In order that an observer with a less trained ear may be enabled to distinguish more readily, especially for low frequencies, a frequency indicator should be provided most suitably for each important modulation frequency, in addition to audible with the latter safe and reliable perception and distinction may be feasible. Each of the stations A, B, and C include a. receiver responsive to all signals transmitted by stations A, B, and C.
The whole system affords the security that, with a minimum of means and cost together with simplicity of operation on shipboard, a maximum of safety is insured for the vessels.
Having thus described our invention and the operation thereof, what we claim is:
1. A beacon system comprising means for continuously radiating high frequency energy, a reflector associated therewith and adapted to concentrate said radiations in a beam directed in a predetermined direction, means for separating said beam of radiations into a plurality of smaller beams, and means for modulating each of said last named beams at a different characteristic signal frequency.
2. Apparatus, as claimed in claim 1, including means for limiting the total width of the radiated beam.

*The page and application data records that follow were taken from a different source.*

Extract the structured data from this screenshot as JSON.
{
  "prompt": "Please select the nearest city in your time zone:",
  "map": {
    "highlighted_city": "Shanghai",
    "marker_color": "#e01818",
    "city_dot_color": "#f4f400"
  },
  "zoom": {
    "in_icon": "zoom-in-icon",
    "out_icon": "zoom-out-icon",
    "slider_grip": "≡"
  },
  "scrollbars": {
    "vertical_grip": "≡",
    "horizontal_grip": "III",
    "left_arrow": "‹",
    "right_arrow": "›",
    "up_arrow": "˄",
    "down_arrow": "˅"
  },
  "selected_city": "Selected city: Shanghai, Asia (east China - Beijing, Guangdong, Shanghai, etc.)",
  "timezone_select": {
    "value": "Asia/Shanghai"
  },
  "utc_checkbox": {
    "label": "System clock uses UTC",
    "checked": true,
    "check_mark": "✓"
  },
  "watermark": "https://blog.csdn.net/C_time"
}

3. A beacon system comprising, means for continuously generating and for continuously radiatreception means, so that combinedly ing high frequency mom. a reflector located ad- Jacent said radiating means to direct the energy radiated thereby in a predetermined direction, auxiliary deflecting means mounted adjacent said radiating means to further direct the energy radiated therefrom, and means for separating said radiant energy into a plurality of separate beams and superimposing on said beams modulations at signal frequency comprising a plurality of controllable diaphragm mounted adJacent said radiating means in the path of said radiations.
, 4. A beacon system comprising, means for continuously radiating high frequency energy, a device directing said energy in a predetermined direction, means for separating said directed energy into a plurality of separate beams, and superimposing on said beams modulations at signal frequency comprising, a plurality of controllable diaphragms in the path of said radiations, there being a diaphragm for each beam, each diaphragm being operable at diii'erent modulating frequencies or at different keying frequencies.
5. In a beacon system, means for radiating high frequency energy, a device associated with said radiating means for directing said energy in a predetermined direction, and a plurality of controllable diaphragms in the path of said directed energy, each diaphragm being operable at a different keying frequency whereby sald energy marks out a plurality of paths each identified by a particular keying characteristic of the energy.
6. In a beacon system, means for radiating high frequency energy, an energy directive device for producing beams of said energy in different sectors, means for intercepting said beams intermittently in different sectors, and keying means operable upon said intercepting means whereby the energy is characteristically keymodulated in a distinguishable manner for each sector.
AUGUST LEIB. HANS SCHARLAU.